China reportedly bans Tesla vehicles from military complexes and sensitive industrial or government facilities over data-collection concerns
The Chinese government is reportedly banning Tesla electric vehicles from military complexes and telling staff of some key government agencies not to drive them to work, amidst other restrictions, citing national security concerns.
A directive advises vehicle owners to park the vehicles outside military property, several news agencies reported, citing people who had seen the notice.
Residents of military complexes were notified of the restrictions last week, ahead of China’s first high-level meeting with US officials since the Biden administration took power in January.
A separate report by the Wall Street Journal said Tesla use had been restricted for military staff and employees of key state-owned companies, following a government security review of the vehicles.
The Journal report cited unnamed sources as saying the government had informed some of its agencies to ask employees to stop driving Tesla cars to work.
Tesla cars have also been banned from entering housing compounds for families of personnel working in sensitive industries, such as aerospace, and state agencies, the report said.

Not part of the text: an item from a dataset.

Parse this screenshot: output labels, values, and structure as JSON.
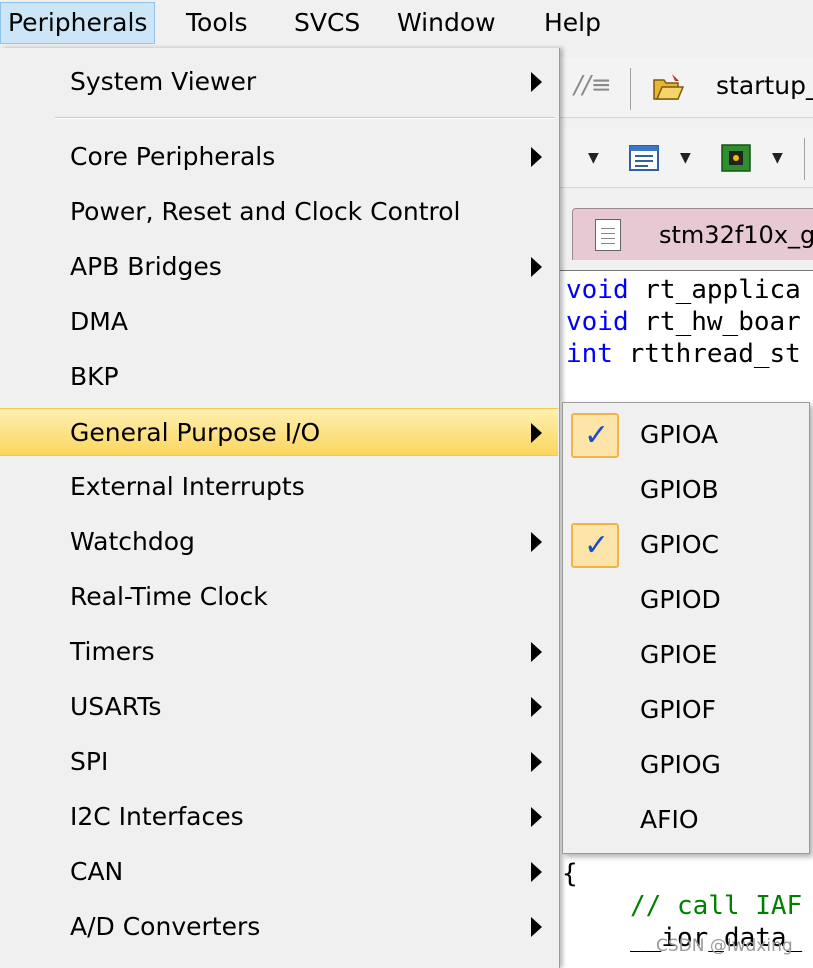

The concerns apparently focus on the numerous cameras and sensors built into Tesla vehicles, as well as their ability to access the contact lists of phones connected with the cars.
Tesla cars use several outward-facing cameras for navigation functions and also feature in-car cameras that are turned off by default.
The Chinese government is reportedly concerned that data collected by the cars could make its way back to the US, leaking national security information.
“Tesla’s privacy protection policy complies with Chinese laws and regulations,” Tesla said in a statement.
“Tesla attaches great importance to the protection of users’ privacy.”
The measures parallel restrictions placed on Chinese telecommunications equipment makers such as Huawei, which have seen the US and allied countries bar the use of such companies’ equipment in their networks.
US Chinese high-level officials clashed over such issues at a conference in Anchorage, Alaska late last week, indicating that tensions built up between the two countries over the past few years may not diminish any time soon.
China is a key market for US tech companies including Tesla and Apple.
Tesla opened its first overseas factory in Shanghai in 2019 and sold 147,445 cars in the country last year, or about one-third of its total deliveries.
Chinese regulators met with Tesla in February over consumer complaints about battery fires, unexpected acceleration and other issues.